The concept of a car that runs on air may sound like science fiction, but the concept is simple and there is nothing in it that violates the laws of physics. Air is compressed to very high pressure and discharged gradually to run an air piston in an engine. The rest of the technology refines and improves that simple concept.

The French inventor, Guy Negre, seems to have serious engineering credentials. He has invested over 15 years in developing the technology, and has earned 13 US patents alone in his name.

The MDI web site claims that their CityFlowAir urban family car can be recharged in a few minutes at a specialized high-pressure air-recharging station (not the air pump at your local gas station today) or in a few hours using plug-in electricity to run an air compressor. It also has a small gas burner for heating the air to extend range and speed for highway driving. The air tanks are carbon fiber. MDI claims the technology to be cost competitive with hybrid and electric vehicles.

MDI also has an interesting industrial concept for regional factories that are also dealerships. A US company called Zero Pollution Motors has purchased the rights to build one of these plants and to sell the Air Car in the United States, and claims it will deliver its first vehicles in 2010.

ZPM is actively seeking investors.
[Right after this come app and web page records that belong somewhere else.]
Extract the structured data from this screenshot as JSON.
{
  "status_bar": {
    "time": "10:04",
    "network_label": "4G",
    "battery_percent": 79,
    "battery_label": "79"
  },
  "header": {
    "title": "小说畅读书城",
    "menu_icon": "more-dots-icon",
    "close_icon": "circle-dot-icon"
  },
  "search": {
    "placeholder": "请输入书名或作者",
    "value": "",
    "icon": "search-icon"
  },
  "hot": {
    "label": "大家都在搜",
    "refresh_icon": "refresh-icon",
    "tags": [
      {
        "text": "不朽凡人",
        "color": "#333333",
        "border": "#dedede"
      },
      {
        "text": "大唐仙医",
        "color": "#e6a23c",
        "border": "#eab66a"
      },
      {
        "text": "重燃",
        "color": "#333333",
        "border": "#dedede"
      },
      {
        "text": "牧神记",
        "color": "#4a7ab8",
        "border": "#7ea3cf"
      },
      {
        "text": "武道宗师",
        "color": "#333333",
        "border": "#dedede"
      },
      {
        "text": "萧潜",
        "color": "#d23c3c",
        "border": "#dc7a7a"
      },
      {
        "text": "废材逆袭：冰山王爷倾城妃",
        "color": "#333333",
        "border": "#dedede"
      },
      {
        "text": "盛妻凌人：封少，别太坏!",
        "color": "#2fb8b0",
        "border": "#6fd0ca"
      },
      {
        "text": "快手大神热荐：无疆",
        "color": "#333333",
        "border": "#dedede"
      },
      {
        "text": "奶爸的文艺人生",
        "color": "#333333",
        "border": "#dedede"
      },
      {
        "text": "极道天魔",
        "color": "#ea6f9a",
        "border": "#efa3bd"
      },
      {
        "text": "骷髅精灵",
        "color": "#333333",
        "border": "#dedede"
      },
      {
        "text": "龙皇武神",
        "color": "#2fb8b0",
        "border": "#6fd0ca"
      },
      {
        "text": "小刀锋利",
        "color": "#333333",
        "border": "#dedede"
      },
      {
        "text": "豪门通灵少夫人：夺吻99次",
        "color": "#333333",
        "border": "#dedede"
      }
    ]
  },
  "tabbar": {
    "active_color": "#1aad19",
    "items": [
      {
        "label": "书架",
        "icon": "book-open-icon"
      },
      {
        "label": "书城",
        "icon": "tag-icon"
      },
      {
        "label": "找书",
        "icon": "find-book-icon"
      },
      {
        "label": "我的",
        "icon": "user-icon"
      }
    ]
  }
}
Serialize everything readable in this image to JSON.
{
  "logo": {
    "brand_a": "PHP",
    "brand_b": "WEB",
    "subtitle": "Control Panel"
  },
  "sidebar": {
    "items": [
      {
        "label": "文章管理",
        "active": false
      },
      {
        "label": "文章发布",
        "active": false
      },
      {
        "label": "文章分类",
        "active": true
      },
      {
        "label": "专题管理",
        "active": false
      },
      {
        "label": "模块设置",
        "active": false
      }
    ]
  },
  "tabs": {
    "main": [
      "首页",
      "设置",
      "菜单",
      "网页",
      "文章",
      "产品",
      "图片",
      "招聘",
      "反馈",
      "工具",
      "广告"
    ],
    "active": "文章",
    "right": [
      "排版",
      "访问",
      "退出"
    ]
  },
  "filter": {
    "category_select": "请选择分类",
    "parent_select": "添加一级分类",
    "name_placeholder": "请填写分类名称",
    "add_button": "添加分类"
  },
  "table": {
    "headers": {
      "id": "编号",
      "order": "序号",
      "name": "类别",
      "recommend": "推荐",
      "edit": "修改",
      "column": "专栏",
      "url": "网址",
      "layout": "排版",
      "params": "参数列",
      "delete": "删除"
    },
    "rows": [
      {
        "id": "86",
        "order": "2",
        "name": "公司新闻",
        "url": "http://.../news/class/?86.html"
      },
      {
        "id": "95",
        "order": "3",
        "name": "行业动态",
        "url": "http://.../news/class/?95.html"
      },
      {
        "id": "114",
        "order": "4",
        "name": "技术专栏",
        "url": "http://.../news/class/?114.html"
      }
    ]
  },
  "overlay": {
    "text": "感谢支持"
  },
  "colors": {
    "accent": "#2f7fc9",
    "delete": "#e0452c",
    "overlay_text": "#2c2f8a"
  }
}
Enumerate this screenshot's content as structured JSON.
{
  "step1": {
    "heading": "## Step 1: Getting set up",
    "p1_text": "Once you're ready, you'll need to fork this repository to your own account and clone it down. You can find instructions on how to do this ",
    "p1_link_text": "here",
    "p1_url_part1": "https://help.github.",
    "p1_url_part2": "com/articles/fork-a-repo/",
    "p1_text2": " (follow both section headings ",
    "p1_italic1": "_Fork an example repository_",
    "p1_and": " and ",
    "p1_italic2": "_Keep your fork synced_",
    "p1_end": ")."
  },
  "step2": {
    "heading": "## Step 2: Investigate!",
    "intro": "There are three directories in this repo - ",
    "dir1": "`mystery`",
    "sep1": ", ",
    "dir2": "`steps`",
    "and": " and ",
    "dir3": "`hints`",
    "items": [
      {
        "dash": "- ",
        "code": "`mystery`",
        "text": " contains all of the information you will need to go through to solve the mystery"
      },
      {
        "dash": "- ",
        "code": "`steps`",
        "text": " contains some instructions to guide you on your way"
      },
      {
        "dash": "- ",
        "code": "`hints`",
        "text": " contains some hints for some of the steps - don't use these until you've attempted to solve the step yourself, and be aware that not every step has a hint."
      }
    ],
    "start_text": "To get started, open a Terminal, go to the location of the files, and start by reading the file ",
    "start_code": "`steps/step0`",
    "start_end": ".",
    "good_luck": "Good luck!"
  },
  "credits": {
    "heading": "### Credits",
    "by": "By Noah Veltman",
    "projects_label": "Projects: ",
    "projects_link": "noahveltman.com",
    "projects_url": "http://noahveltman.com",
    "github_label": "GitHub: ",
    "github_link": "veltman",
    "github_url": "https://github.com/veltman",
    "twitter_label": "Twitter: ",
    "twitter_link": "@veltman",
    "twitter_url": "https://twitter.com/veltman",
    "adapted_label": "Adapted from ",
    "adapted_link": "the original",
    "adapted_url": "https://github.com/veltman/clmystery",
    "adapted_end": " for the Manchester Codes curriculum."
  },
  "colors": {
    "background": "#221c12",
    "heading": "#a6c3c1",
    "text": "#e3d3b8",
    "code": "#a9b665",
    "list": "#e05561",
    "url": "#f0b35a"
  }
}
ZPM has also entered the Automotive X Prize competition and is seeking sponsors.

Questions remain to be answered for me about this concept. Air compressors are inefficient, so I wonder how the wells-to-wheels efficiency compared to a plug-in hybrid, electric, or fuel cell vehicle concepts. I also wonder about the safety and failure modes of the compressed air tanks. The car is also extremely light-weight so crash protection is a concern. Similar safety questions have been raised about hydrogen storage tanks though and that has not stopped many people, myself included, from investing in fuel cell technology.

The air car concept has some advantages. Many gas stations already have air compressors, so installing high-pressure air compressors at gas stations is not hard to imagine. Even where such stations are not yet available, the ability to recharge the car using electricity and the onboard plug-in seems no more onerous than for plug-in hybrids or electric cars.

Overall, the air car technology seems promising enough to watch closely over the next few years. It seems too early to predict which technology will eventually replace the gasoline car. This may be one of the contenders. Whatever the future of the air car, I commend the inventor for taking his idea as far as he has.